As Congress is considering legislation to provide banks with a safe harbor for providing services to those in the cannabis industry, other areas, from financial services to soft drink manufacturers, are actively assessing how the explosion of this new market will impact their products and services.
Federalism and the current conflict between federal and state law
As of October 16, 2019, 34 states have legalized the medical the use of marijuana. Thirteen additional states have legalized the medical use of low THC marijuana. Also, eleven states have legalized the recreational use of marijuana. Yet, it remains a federal criminal violation to possess, use, sell, or distribute it. This conflict between state and federal law on the legal status of marijuana creates special problems for attorneys who must comply with the applicable rules of professional responsibility. Model Rule of Professional Responsibility 1.2(d) states:
A lawyer shall not counsel a client to engage, or assist a client, in conduct that the lawyer knows is criminal or fraudulent, but a lawyer may discuss the legal consequences of any proposed course of conduct with a client and may counsel or assist a client to make a good faith effort to determine the validity, scope meaning, or application of the law.
Given this ethical restriction, how can an attorney provide counsel on business activities that violate federal law? With no meaningful efforts to change the federal criminal implications, in 2013, the Department of Justice developed a policy intended to address this conflict.

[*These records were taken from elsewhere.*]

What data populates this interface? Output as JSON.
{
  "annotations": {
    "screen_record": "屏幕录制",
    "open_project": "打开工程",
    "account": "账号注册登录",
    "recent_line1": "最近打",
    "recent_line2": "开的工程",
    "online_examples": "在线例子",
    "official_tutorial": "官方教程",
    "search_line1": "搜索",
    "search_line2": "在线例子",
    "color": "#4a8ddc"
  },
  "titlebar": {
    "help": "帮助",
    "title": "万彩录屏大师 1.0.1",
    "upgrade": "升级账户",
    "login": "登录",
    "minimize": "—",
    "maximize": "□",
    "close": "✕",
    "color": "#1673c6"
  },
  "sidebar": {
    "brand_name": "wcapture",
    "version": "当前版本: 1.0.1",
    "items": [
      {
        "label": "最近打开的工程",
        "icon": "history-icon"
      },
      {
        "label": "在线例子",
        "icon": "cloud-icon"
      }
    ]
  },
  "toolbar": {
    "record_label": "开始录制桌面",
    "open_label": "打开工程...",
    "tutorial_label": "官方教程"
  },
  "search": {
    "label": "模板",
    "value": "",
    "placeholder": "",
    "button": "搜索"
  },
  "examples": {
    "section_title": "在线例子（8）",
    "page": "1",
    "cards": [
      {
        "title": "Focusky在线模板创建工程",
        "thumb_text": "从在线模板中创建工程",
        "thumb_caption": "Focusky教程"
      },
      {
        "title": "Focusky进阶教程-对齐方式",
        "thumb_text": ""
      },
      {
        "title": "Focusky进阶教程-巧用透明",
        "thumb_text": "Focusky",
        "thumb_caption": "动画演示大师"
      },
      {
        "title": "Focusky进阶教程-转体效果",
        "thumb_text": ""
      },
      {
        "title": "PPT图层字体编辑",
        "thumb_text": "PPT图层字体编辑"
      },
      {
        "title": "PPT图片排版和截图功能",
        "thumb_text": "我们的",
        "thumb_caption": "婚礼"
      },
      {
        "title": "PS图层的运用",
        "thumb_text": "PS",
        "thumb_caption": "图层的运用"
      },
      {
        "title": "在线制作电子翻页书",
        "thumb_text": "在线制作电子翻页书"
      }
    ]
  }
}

The so-called Cole Memorandum announced a new federal policy limiting the enforcement priorities of prosecutors to limited areas of state cannabis (i.e., distribution to minors, preventing revenue from going to criminal enterprises, diversion to non-legalized states, cover for trafficking in other illegal activity). With this in place, DOJ provided some assurance that commercial and recreational cannabis activity legal under state law would not be prosecuted under federal law.
On the basis of the Cole Memorandum, many states issued ethical opinions, orders, and/or rule changes to affirm, in substance, that compliance with state cannabis law would not violate Model Rule 1.2(d). These opinions can be found here:
While the Cole Memorandum provided some needed guidance, it was not the same as a repeal of the applicable federal law. That distinction, and the fragility of this situation, came into sharp focus on January 14, 2018, when then Attorney General William Sessions rescinded in large measure the Cole Memorandum guidance. The stated rationale for this action was that pre-existing and well-established general principles of prosecutorial and investigative discretion provide sufficient guidance for marijuana enforcement. As a result, U.S. Attorneys were advised to consider, generally, federal law enforcement priorities, including the seriousness of the crime, the deterrent effect of criminal prosecution, and the cumulative impact of particular crimes on the community. This action added confusion and uncertainly on what would be prosecuted and whether Model Rule 1.2(d) applied once again as a barrier for lawyers to provide legal services to cannabis-related activities legal under state law.
Congress is contemplating several pending bills that may once again address how to reconcile the continued conflict on the legality of cannabis between and among the states and the federal government.
Suggested best practices to manage risk until the conflict is resolved